■ WORK TO COMPLETE
Among the entries below, please show each line that carries the word "data".

■ INFORMATION GIVEN
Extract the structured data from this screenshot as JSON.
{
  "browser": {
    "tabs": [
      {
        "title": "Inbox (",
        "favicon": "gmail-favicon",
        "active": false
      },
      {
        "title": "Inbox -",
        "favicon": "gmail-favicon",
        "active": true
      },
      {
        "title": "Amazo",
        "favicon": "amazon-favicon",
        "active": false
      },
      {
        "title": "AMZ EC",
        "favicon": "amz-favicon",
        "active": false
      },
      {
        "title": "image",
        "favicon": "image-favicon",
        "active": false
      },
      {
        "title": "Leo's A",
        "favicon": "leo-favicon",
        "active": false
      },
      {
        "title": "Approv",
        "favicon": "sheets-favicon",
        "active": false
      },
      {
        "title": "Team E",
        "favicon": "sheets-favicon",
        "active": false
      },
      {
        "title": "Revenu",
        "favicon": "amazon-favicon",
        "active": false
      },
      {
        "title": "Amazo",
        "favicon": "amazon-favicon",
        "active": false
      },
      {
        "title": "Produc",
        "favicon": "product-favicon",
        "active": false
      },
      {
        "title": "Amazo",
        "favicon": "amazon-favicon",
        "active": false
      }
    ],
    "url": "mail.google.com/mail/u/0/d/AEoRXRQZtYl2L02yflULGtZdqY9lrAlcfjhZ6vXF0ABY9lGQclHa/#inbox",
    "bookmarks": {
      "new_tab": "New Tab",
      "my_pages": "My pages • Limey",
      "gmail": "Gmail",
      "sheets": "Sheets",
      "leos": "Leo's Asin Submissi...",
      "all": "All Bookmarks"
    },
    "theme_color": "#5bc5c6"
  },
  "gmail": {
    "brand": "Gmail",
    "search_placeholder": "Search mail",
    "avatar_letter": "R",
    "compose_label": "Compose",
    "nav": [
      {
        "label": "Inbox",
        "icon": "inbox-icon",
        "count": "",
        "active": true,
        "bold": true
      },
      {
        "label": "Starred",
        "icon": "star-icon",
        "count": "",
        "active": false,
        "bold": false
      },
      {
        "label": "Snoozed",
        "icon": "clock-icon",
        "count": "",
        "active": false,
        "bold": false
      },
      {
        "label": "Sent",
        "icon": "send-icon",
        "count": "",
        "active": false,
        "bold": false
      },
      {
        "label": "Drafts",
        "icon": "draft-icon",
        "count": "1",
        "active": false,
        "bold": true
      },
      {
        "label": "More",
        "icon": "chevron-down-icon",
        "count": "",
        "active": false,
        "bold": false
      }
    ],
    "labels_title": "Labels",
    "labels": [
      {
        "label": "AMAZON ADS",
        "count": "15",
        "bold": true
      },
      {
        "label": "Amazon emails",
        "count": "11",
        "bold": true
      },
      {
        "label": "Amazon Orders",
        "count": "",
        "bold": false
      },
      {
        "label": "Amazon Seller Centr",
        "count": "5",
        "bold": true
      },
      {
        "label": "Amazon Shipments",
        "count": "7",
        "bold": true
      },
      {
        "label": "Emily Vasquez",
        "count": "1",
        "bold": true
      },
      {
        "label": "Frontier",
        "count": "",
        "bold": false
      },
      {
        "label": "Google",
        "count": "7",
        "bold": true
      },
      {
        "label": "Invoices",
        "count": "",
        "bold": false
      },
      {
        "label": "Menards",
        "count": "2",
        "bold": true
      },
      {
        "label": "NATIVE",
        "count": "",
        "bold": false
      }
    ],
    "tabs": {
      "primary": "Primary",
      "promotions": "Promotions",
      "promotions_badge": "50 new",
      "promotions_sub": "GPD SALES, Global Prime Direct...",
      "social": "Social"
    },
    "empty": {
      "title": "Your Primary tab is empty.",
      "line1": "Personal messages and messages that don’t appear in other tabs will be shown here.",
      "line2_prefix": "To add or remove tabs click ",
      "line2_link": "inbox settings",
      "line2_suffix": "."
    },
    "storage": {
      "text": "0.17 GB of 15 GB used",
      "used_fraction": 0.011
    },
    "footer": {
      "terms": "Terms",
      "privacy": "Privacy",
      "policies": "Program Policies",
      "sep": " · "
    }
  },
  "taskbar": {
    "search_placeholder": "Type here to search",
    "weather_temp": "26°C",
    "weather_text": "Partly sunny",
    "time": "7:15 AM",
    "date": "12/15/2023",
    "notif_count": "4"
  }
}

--

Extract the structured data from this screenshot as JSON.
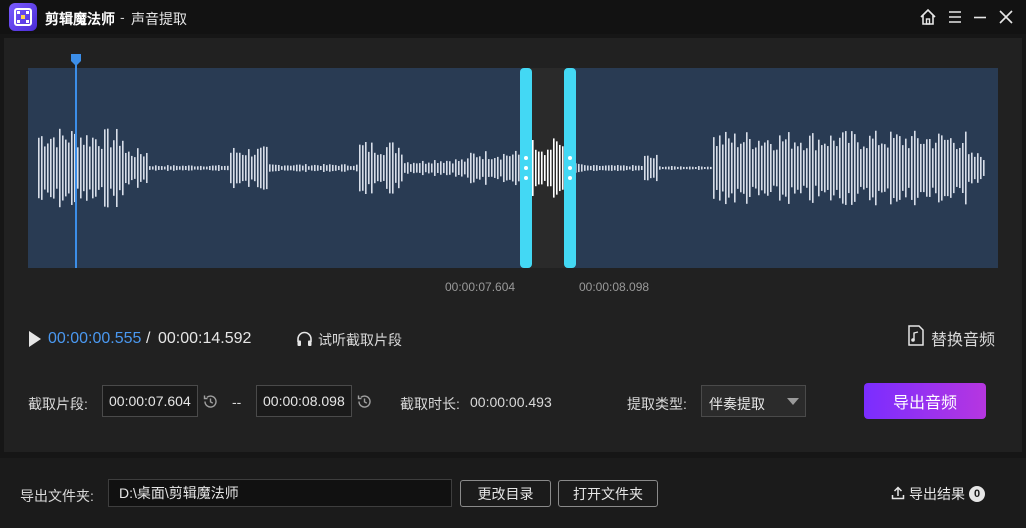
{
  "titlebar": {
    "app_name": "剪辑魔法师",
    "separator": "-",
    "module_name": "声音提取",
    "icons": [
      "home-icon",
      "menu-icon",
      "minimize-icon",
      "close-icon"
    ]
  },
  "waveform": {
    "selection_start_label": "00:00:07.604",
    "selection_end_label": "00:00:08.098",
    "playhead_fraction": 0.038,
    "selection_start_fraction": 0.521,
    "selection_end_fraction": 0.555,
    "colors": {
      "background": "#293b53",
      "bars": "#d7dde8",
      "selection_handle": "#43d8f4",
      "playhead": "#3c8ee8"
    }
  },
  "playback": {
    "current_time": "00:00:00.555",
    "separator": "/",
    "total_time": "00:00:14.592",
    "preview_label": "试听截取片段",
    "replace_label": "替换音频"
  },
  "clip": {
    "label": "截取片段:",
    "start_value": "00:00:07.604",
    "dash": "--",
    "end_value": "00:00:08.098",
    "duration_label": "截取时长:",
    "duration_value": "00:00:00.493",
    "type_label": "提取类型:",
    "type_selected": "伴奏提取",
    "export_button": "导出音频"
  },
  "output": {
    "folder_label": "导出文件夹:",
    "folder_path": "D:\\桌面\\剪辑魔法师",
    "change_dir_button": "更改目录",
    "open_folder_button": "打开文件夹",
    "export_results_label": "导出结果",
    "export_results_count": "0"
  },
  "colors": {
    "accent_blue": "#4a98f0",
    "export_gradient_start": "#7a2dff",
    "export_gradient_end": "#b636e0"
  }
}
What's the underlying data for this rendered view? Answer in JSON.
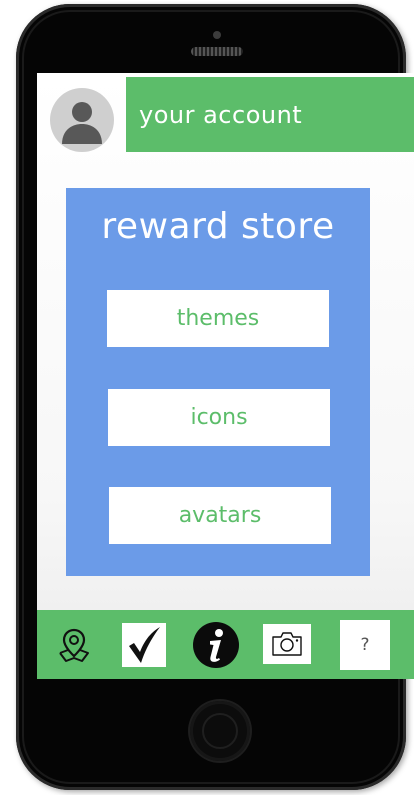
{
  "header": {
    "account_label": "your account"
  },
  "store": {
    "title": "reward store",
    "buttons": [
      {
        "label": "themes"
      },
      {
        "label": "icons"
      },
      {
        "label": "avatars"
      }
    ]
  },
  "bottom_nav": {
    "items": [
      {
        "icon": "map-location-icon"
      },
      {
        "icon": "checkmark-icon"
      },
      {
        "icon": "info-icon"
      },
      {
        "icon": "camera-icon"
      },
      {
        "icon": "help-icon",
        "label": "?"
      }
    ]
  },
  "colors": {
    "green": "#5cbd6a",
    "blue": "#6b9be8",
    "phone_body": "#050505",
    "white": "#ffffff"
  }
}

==

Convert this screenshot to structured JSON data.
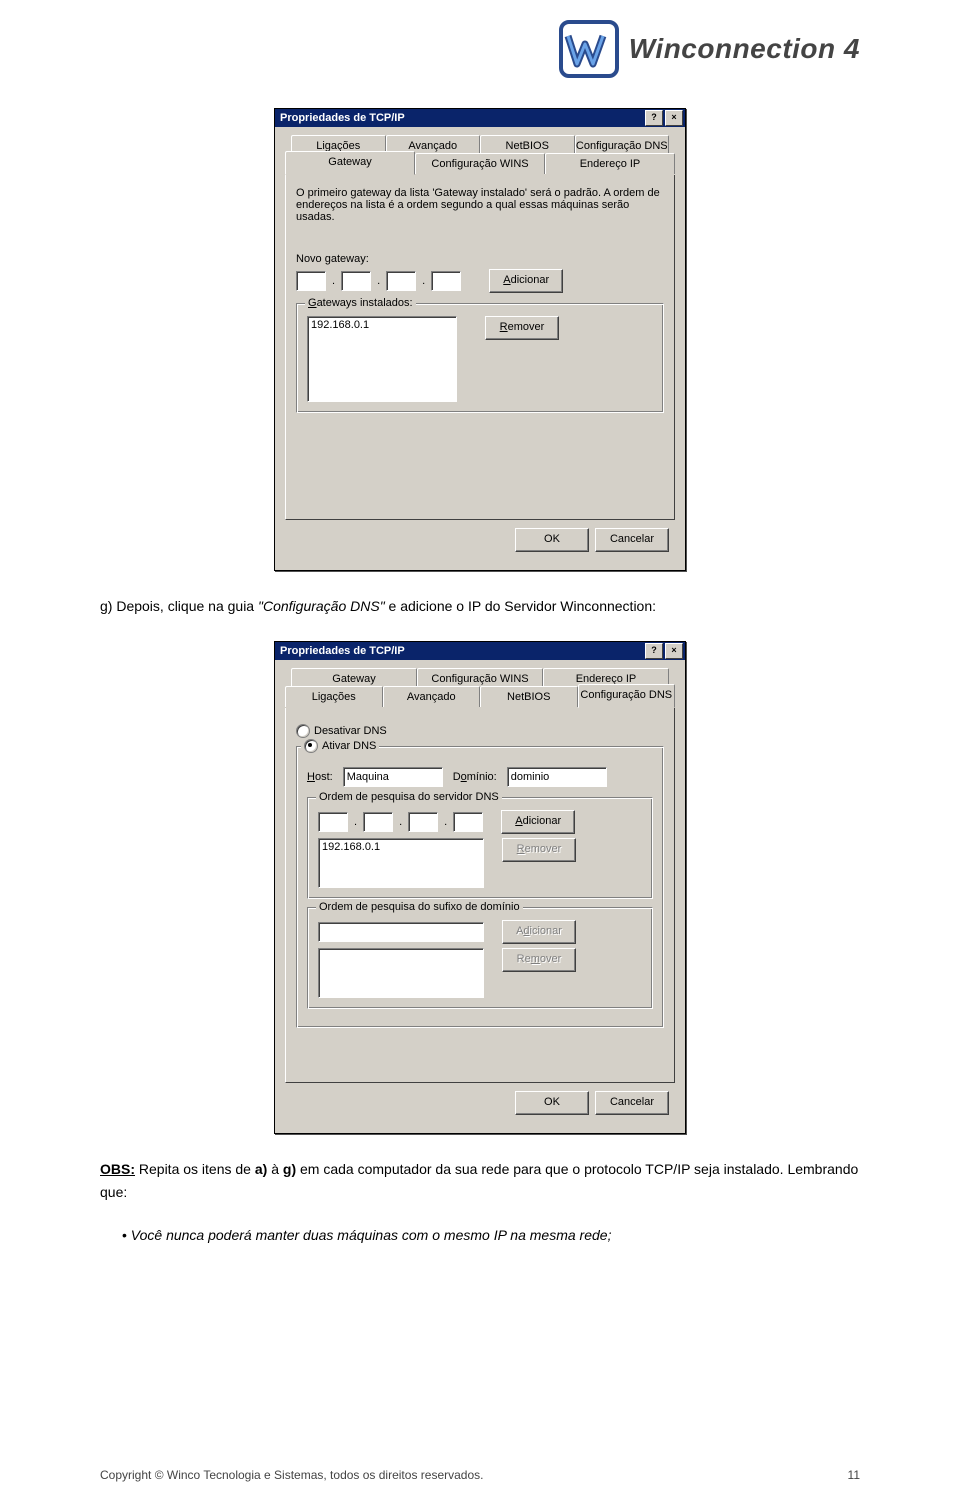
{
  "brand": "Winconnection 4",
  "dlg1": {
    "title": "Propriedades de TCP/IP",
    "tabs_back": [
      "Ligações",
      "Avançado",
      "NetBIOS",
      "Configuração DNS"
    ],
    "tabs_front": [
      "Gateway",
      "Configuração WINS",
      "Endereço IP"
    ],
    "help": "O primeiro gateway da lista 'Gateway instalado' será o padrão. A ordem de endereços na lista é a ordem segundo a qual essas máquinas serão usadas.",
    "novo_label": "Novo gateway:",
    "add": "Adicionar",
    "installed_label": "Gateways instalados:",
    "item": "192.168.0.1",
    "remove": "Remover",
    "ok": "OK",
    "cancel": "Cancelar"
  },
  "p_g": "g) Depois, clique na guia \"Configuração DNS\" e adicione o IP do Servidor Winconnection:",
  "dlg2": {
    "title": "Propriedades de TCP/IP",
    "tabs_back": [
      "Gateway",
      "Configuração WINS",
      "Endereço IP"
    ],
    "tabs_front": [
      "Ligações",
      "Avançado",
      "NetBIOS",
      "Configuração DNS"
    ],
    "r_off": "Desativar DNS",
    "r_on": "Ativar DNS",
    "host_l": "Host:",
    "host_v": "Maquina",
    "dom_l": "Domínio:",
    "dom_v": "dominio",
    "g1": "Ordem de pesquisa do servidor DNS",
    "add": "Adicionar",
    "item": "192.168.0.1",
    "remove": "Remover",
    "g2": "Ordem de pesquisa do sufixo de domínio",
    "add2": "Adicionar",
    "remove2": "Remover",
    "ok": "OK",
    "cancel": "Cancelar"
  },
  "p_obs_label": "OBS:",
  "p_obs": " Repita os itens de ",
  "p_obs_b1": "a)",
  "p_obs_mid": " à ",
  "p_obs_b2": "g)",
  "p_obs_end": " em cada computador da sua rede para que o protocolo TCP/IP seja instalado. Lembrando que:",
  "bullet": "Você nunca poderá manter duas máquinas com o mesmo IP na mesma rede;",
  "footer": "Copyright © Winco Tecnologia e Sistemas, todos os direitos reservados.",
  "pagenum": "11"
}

■ RESULT FOR THIS TASK
Extract the structured data from this screenshot as JSON.
Extract the structured data from this screenshot as JSON.
What's the underlying data for this rendered view? Answer in JSON.
Convert this screenshot to structured JSON data.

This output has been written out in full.